TASK TO COMPLETE
Reproduce the entries that follow verbatim, down to the final line.

[Items from an interface collection]

■ ■ ■ ■ ■ ■ ■

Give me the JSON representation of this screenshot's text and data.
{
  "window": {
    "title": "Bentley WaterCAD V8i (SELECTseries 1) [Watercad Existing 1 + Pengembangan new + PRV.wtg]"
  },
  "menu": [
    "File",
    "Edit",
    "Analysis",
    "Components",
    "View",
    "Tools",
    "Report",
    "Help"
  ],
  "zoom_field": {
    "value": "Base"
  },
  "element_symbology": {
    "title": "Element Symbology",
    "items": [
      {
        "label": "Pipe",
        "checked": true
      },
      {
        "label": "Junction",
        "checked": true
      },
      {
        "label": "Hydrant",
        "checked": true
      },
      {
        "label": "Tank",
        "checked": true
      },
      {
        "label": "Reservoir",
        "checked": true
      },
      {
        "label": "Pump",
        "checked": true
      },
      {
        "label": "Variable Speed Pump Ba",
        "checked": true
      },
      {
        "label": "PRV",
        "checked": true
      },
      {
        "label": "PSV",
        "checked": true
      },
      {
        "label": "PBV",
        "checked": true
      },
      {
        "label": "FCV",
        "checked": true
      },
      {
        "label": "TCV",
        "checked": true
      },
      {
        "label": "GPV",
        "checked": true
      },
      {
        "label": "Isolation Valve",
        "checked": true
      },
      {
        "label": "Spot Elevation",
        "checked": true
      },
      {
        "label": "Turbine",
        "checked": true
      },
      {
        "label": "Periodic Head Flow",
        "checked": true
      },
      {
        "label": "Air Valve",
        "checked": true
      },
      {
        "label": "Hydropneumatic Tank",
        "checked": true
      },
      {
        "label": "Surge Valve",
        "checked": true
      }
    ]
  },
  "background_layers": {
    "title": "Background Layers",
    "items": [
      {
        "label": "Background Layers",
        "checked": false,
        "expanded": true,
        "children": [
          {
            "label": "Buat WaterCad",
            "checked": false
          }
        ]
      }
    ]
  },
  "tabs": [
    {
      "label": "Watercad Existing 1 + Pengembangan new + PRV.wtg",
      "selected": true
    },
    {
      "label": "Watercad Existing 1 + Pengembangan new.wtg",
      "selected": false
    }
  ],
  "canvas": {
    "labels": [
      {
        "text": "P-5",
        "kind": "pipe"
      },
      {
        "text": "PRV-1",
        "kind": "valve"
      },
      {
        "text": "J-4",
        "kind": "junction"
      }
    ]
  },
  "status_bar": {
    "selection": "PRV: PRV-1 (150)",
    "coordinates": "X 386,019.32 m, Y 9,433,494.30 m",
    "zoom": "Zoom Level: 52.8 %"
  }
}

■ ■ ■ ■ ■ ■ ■

OUTPUT
Give me the JSON representation of this screenshot's text and data.
{
  "window": {
    "title": "Bentley WaterCAD V8i (SELECTseries 1) [Watercad Existing 1 + Pengembangan new + PRV.wtg]"
  },
  "menu": [
    "File",
    "Edit",
    "Analysis",
    "Components",
    "View",
    "Tools",
    "Report",
    "Help"
  ],
  "zoom_field": {
    "value": "Base"
  },
  "element_symbology": {
    "title": "Element Symbology",
    "items": [
      {
        "label": "Pipe",
        "checked": true
      },
      {
        "label": "Junction",
        "checked": true
      },
      {
        "label": "Hydrant",
        "checked": true
      },
      {
        "label": "Tank",
        "checked": true
      },
      {
        "label": "Reservoir",
        "checked": true
      },
      {
        "label": "Pump",
        "checked": true
      },
      {
        "label": "Variable Speed Pump Ba",
        "checked": true
      },
      {
        "label": "PRV",
        "checked": true
      },
      {
        "label": "PSV",
        "checked": true
      },
      {
        "label": "PBV",
        "checked": true
      },
      {
        "label": "FCV",
        "checked": true
      },
      {
        "label": "TCV",
        "checked": true
      },
      {
        "label": "GPV",
        "checked": true
      },
      {
        "label": "Isolation Valve",
        "checked": true
      },
      {
        "label": "Spot Elevation",
        "checked": true
      },
      {
        "label": "Turbine",
        "checked": true
      },
      {
        "label": "Periodic Head Flow",
        "checked": true
      },
      {
        "label": "Air Valve",
        "checked": true
      },
      {
        "label": "Hydropneumatic Tank",
        "checked": true
      },
      {
        "label": "Surge Valve",
        "checked": true
      }
    ]
  },
  "background_layers": {
    "title": "Background Layers",
    "items": [
      {
        "label": "Background Layers",
        "checked": false,
        "expanded": true,
        "children": [
          {
            "label": "Buat WaterCad",
            "checked": false
          }
        ]
      }
    ]
  },
  "tabs": [
    {
      "label": "Watercad Existing 1 + Pengembangan new + PRV.wtg",
      "selected": true
    },
    {
      "label": "Watercad Existing 1 + Pengembangan new.wtg",
      "selected": false
    }
  ],
  "canvas": {
    "labels": [
      {
        "text": "P-5",
        "kind": "pipe"
      },
      {
        "text": "PRV-1",
        "kind": "valve"
      },
      {
        "text": "J-4",
        "kind": "junction"
      }
    ]
  },
  "status_bar": {
    "selection": "PRV: PRV-1 (150)",
    "coordinates": "X 386,019.32 m, Y 9,433,494.30 m",
    "zoom": "Zoom Level: 52.8 %"
  }
}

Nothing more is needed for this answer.